The Bluest Eye uses multiple narrators, including Claudia as a child, Claudia as an adult, and an omniscient narrator. Which narrative point of view do you think is most central to the novel and why?
A case can be made for the centrality of any of the three narrators listed above. The perspective of the adult Claudia frames the novel—the second section of the prologue and the novel’s last chapter are told from her point of view. These opening and closing sections say the most about what Pecola’s story means, and our efforts to make sense of the story therefore depend upon and parallel the adult Claudia’s efforts. But Claudia’s childlike perspective is also crucial. She is similar to Pecola in age and social status, and therefore possesses special insight into the nature and meaning of Pecola’s suffering. At the same time, she is comparatively more confident and secure than Pecola, so she can articulate things that Pecola cannot. The omniscient narrator is also central to the telling of the story, because she provides information about Cholly’s and Pauline’s pasts, which make them more sympathetic and give the novel its broader scope. Without the character backgrounds provided by this omniscient perspective, Pecola’s tragedy might be too senseless for the novel to hold together.
Who do you think is the most sympathetic character in the novel and why?
Morrison designs The Bluest Eye to make us sympathize with even the most violent and hurtful characters, which means that this question has many possible answers. Pecola is the most obvious candidate for our sympathy, because she undergoes a shocking amount of abuse. She is forced to witness her parents’ violent fights, she is mocked or ignored by her classmates, she is tormented by Junior, she is raped by her father, and she is used by Soaphead Church. But to some degree, Pecola remains a shadowy, mysterious character—we are not given as much insight into how she thinks and feels as we are into other characters, who may therefore receive the greater share of our sympathy. Both of Pecola’s parents are sympathetic because the narrator goes to great lengths to explain how they have become the kind of people they are. Pauline’s story is partially narrated by Pauline herself, which makes her more sympathetic because we are given a vivid glimpse into the pleasure and suffering of her life. Although Cholly does not narrate any part of his story, he endures so much hardship—starting from the moment he is born and discarded by the train tracks—that we cannot help but feel sympathy for him. Claudia is yet another candidate for the most sympathetic character, simply because we experience so much of the story from her point of view and she is the one who helps us makes sense of it all.
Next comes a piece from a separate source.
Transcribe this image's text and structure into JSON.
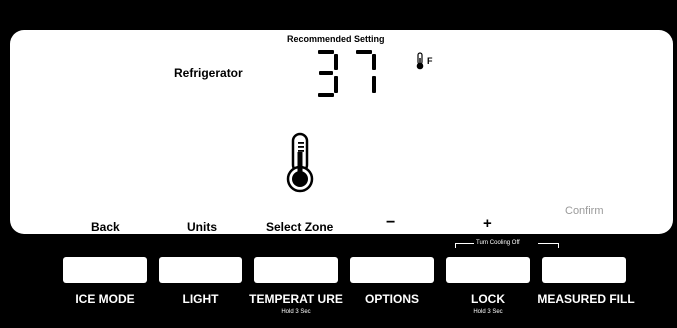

The Bluest Eye is a novel about racism, and yet there are relatively few instances of the direct oppression of black people by white people in the book. Explain how racism functions in the story.
Unlike To Kill a Mockingbird, in which an African-American is persecuted by whites simply on the basis of skin color, The Bluest Eye presents a more complicated portrayal of racism. The characters do experience direct oppression, but more routinely they are subject to an internalized set of values that creates its own cycle of victimization within families and the neighborhood. The black community in the novel has accepted white standards of beauty, judging Maureen’s light skin to be attractive and Pecola’s dark skin to be ugly. Claudia can sense the destructiveness of this idea and rebels against it when she destroys her white doll and imagines Pecola’s unborn baby as beautiful. Racism also affects the characters of the novel in other indirect ways. The general sense of precariousness of the black community during the Great Depression, in comparison with the relative affluence of the whites in the novel, reminds us of the link between race and class. More directly, the sexual violation of Pecola is connected to the sexual violation of Cholly by whites who view his loss of virginity as entertainment.